Gazing out over the rooftops of the ancient capital, our conversation wanders from the sushi and pastries that make up our daily diet to the speed at which life moves in the historic city of Kyoto. The Kyoto University of Art and Design is kind enough to provide space for our group to take courses and use library resources, and the cherry on top is a flight of steps that leads to an observatory platform on a hillside overlooking the entire city. Before making the evening commute back to our respective home stays, we often sit on the stairs and watch the sun set behind the mountains to the west of the city. The joy of being able to call Kyoto our home for three weeks is never eclipsed.
For many, three weeks is hardly enough. From one temple to the next we stroll down streets lined with Japanese maples that flood the air around us with vivid shades of orange, red, and green. Autumn is prime tourist season in Kyoto, yet the walkways that connect the many temples in the Higashiyama neighborhood feel empty, like hallways in a monastery where there are echoes but no noise. One highlight of our first field trip is a visit to an ancient temple, nestled in the Asuka valley region of Nara, the capital prior to the court’s move to Kyoto in 794. The temple was rebuilt after fires, among rice paddy fields and imperial tombs from Japan’s first state period. The professor of our history course in Japan, Robert Hlawatsch, leads us on two-wheels down pedestrian paths to the massive granite burial mounds, called Kofuns. During breaks from the bicycling, he informs us of still unsolved mysteries surrounding the burials and sculptures dedicated to fallen emperors and important members of their court. Other excursions take us around Kyoto to important historical sights from the Heian period, renowned for the simple yet striking wooden architecture, sophisticated aesthetic taste for dress and ceremony, and sublime artistic cultivation that came to form while Japan called Kyoto its capital.

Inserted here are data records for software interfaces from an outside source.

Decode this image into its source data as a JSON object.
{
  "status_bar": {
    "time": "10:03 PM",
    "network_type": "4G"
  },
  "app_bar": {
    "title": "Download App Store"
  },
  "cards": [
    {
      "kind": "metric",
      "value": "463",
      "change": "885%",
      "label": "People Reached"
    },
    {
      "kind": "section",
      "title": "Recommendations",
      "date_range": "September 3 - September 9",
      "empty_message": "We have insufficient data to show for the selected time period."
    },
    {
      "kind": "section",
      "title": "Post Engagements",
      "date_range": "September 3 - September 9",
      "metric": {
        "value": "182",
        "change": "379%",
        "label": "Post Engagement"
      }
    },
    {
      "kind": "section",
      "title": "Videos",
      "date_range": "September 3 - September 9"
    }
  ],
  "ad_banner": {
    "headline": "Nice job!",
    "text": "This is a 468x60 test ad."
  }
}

November is a month of many birthdays, and our group celebrates them with riverside promenades and romps in Kyoto’s public parks. Here and there we find stationary boutiques, boulangeries, funky bookstores, and fantastic noodle houses serving up local soba and udon dishes. Some students attempt to calm their minds through sitting Zazen at a soto-zen temple that welcomes foreigners, while others yet find quietude in the immaculate gardens of the imperial palace and the walking paths that wind through the resplendent scenery of Kyoto’s cultured streets. Creating a daily routine, despite some commutes that lasted more than two hours, is a common thread heard in our ravings about life in the city, and it is as if for the first time we have matched our pulse to the place we are living in. Aligning ourselves with the way of the working mass, whether on the bus or in the bike lane, gives us a sense of what it is like to be a citizen in this changing but culturally refined city, and it provides a better window to the world than that of the tourist bus we sometimes find ourselves in on this trip.
Of course, this is not to say that we do not fit the bill as an oversized tour group. We gawk at the screeching macaque monkeys in the Arashiyama neighborhood in Eastern Kyoto. All except a few stumble clumsily in our attempts to be respectful and polite in the standard of the Japanese tradition without speaking more than a few well-mannered words. Perhaps most noticeably we get lost trying to navigate our way around a city with more trains and buses than the bodhisattva Kannon has arms (most images show her with a thousand, if that Buddhist reference is a little too obscure). But our efforts reflect a desire to be subsumed into the intricate workings of Japanese society, to discover what lies beyond the formal perfections and historic traditions that this culture is steeped in. Maybe this effort is in vain.
Or maybe this is a secret that takes years to uncover. Regardless, our love for this city stretches wide as Japan is long, high as Mt. Fuji is tall, and deep as the pacific is, well, deep. For all the cute phrases, and for that matter, all the cute furry things that adorn the windows in downtown shops and cling to the handbags of so many young Japanese, there are subtle elements of beauty and wistfulness that hide in plain sight all over Kyoto. They are there in the soft green moss under bleeding red maples in the gardens of temples, and in the crease of the smile that timidly fades from the lips of women in Gion dressed in breathtaking Geisha garb. The past never feels too far behind you when you walk through the quiet streets of Kyoto, and in no time soon shall it release itself from the delicate niche it has carved in the memory of our travels.
(Article and photos by Nat)